Aaron the kohen gadol had the duty of taking out the garbage, clad in his priestly finery. The Jerusalem Talmud explains,
“This is to teach you that rank does not count in the palace of the king.”
The philosopher-ethicist Bachya ibn Pakuda comments,
“The Creator required him to take out the garbage regularly in order to humble and humanise him and to remove conceit from his heart”.
Aaron was a great man, but if a job needed to be done his rank and position were irrelevant.
A synagogue president once said to me,
“If the shule floors needed sweeping, I’d be the first to volunteer”.
Indeed, doing a menial job like this is good for a leader. It prevents him or her becoming too high and mighty. A leader without people skills is like a general without an army.
If a person is tempted to say,
“I’m too important to be doing little things like this”,
they ought to be looking at the example of Aaron.
The rabbis point out that everyone bows four times during the Amidah – except for the high priest, who bows at the end of every blessing, and the king, who bows at both the beginning and end of every blessing.
“The greater you are, the more you need to humble yourself”.
STANDING AT THE ENTRANCE.
It sounds like a strange command:
“Assemble all the congregation at the entrance of the Tent of Meeting” (Lev. 8:3).
To assemble the congregation, that we can understand. To assemble them at the sanctuary is no problem. But at the entrance? Why not inside?
The command recalls a custom in many cities, to say, “Let’s meet outside the train station” – a convenient rendezvous, whether or not one intends to go into the station and catch a train.
But a mere rendezvous doesn’t seem to be what the Torah has in mind.
Another memory: in the last years of the Soviet regime, Jews would gather outside the synagogue in Moscow to sing and dance on Simchat Torah. Why outside the building? One reason is that most people didn’t know what to do inside a place of worship.
How about this as an explanation of the Torah verse, that even being in the vicinity of the sanctuary enriches one’s feelings?
Maybe the situation is this: since Ibn Ezra says it was the kohanim and levi’im who as representatives of the people entered the sanctuary, the rest of the people waited outside to hear the word of God which the leaders brought back.
WHAT DOES A JEW LOOK LIKE?
In my childhood we had a Jewish neighbour who used to watch the people in the street and decide who was Jewish.
I never worked out how he did it. Maybe because he was old he recognised countless people whom he had known all his life.
If this was how he worked, it must have been a blow when new people moved into the district.
I think of this neighbour when we read the Torah portions which devote so much attention to the appearance of the kohanim.
What did they look like?
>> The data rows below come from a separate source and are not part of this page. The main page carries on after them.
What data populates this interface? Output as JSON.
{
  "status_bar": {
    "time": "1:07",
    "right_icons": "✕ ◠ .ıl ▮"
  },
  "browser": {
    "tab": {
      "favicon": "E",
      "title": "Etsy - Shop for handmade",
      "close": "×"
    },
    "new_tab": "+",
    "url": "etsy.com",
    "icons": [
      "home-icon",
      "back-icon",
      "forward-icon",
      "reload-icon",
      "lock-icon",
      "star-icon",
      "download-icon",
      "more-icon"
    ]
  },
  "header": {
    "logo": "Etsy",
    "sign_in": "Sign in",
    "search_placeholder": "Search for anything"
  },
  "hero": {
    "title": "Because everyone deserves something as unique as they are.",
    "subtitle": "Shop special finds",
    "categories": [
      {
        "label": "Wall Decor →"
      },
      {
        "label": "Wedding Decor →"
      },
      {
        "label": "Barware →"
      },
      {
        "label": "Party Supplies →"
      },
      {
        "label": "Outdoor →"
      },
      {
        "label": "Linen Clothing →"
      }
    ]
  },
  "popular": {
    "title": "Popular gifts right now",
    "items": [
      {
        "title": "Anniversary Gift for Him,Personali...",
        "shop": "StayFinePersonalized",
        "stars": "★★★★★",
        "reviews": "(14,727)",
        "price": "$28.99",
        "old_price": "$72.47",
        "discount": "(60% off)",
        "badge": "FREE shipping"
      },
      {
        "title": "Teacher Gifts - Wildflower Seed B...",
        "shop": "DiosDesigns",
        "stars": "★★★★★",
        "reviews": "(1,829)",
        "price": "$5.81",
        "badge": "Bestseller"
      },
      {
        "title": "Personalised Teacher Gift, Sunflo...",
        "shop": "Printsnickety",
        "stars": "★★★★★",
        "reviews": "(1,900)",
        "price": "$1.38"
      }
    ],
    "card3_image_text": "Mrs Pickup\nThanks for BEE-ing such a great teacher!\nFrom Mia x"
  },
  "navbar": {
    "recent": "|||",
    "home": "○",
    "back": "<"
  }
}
We have such full detail about their costumes and caps that the question is easy to answer.
If we move to more modern times we could ask what rabbis look like. The easy answer is that they have beards, but that doesn’t help at all. There are many bearded people who are not rabbis, and many rabbis who have no beards.
(A former British chief rabbi urged me in my clean-shaven days to acquire “tzurat ha-rav” – “the look of a rabbi” by growing a beard. In the end I did grow a beard, but for quite different reasons.)
Some rabbis wear special rabbinic robes but others don’t, so the question of robes also doesn’t help. It is a rabbi’s qualities and achievements that show him to be rabbinical.
My neighbour was looking however for ordinary Jews (hopefully he did not limit himself to the male population). There are histories of Jewish costume that tell us about Jewish styles of dress and headgear, and histories of Jewish habits that tell us about Jewish modes of gesture and conduct. But none of this evidence tells us who is a Jew.
We recognise a Jew not through their face but their faith – how they bring their Jewishness into every aspect of their lives.